Is there such a thing as a Facebook murder? Is it different than any other murder? Legally, it can be. From a common sense point of view, there is no 'hate crime' status that should make a murder worse if a white person kills a latino person or a Catholic instead of a white person or a Protestant, but legally such crimes can be considered more heinous and get a special label of hate crime.

But social media is ubiquitous and criminal justice academics are always on the prowl for new categories to create and write about so a 'Facebook Murder', representing crimes that may somehow involve social networking sites and thus be a distinct category for sentencing, has been postulated. 

In America, it is no surprise to see obese people. They know they are obese, they just don't care. In Britain, you see just as many obese people, but they don't care because they don't think they are obese. They don't even think they are 'very overweight'. 

Fewer than 10 percent of clinical obese Brits think they have a weight problem.

In results from a 2012 survey of around 2000 adults published in
BMJ Open, only 11 percent of obese women acknowledged they were "obese", with most describing themselves as "very overweight" or "just right".  At least they know those positive body image campaigns are working. 

Can homeopathy actually work if someone knows it is a placebo? What if, for example, a skeptical Science 2.0 group was told they got a placebo and that nutritionists were getting medicine? Would we feel better anyway?(1)

Of course it's possible, it just wouldn't be due to magic water. It's a mystery of biology why some people just feel better taking something. That is why homeopathy still exists a few hundred years after its invention even though it has never worked.(2)

Does the placebo effect apply to dogs? Do they understand the concept of medicine? If not, they have a placebo effect.
Forget the Higgs Boson, the Landing on Comets, Missions to Mars, the Genome Project, Nanostructures and all that. This start of this new millennium looks like the dark ages to me if I have to gauge it from discussions I overhear in public places. 
In the first decade of the the new millennium, there was a lot of hand-wringing about the cutting of science journalism jobs at mainstream news outlets. The groundswell of support was...okay, it was nonexistent, really just limited to science journalists. No one else cared.

Black holes aren’t black. Warner Bros.

By Alasdair Richmond, University of Edinburgh

Note: this article has spoilers.

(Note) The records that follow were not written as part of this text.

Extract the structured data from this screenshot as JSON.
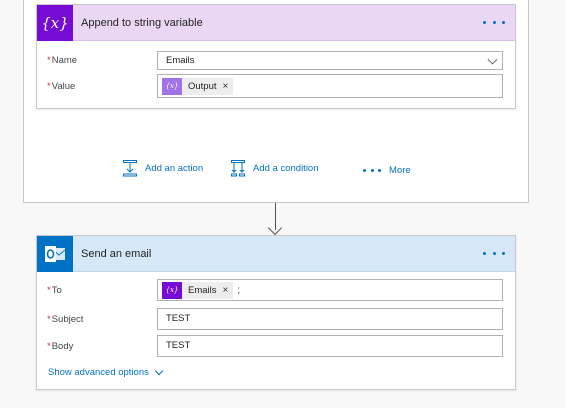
{
  "append_card": {
    "title": "Append to string variable",
    "name_label": "Name",
    "name_value": "Emails",
    "value_label": "Value",
    "value_token": "Output",
    "token_remove": "×"
  },
  "actions": {
    "add_action": "Add an action",
    "add_condition": "Add a condition",
    "more": "More"
  },
  "email_card": {
    "title": "Send an email",
    "to_label": "To",
    "to_token": "Emails",
    "to_suffix": ";",
    "token_remove": "×",
    "subject_label": "Subject",
    "subject_value": "TEST",
    "body_label": "Body",
    "body_value": "TEST",
    "advanced_options": "Show advanced options"
  },
  "required_marker": "*",
  "icons": {
    "variable": "variable-icon",
    "outlook": "outlook-icon",
    "add_action": "add-action-icon",
    "add_condition": "add-condition-icon",
    "more": "ellipsis-icon"
  },
  "colors": {
    "accent": "#0072c6",
    "variable_purple": "#770bd6",
    "append_header_bg": "#ead7f5",
    "email_header_bg": "#d6e8f7",
    "required": "#d13438"
  }
}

In Interstellar’s near-ish future, our climate has failed catastrophically, crops die in vast blights and America is a barely-habitable dustbowl. Little education beyond farming methods is tolerated and students are taught that the Apollo landings were Cold War propaganda hoaxes.

The Inamori Foundation has awarded the 2014 Kyoto Prizes to biomedical engineer Dr. Robert Langer in medicine, theoretical physicist Professor Edward Witten in math, and Fukumi Shimura in the Arts. Each laureate received a diploma, a 20-karat gold Kyoto Prize medal and a cash gift of 50 million yen (approximately US $450,000) in recognition of lifelong contributions to society.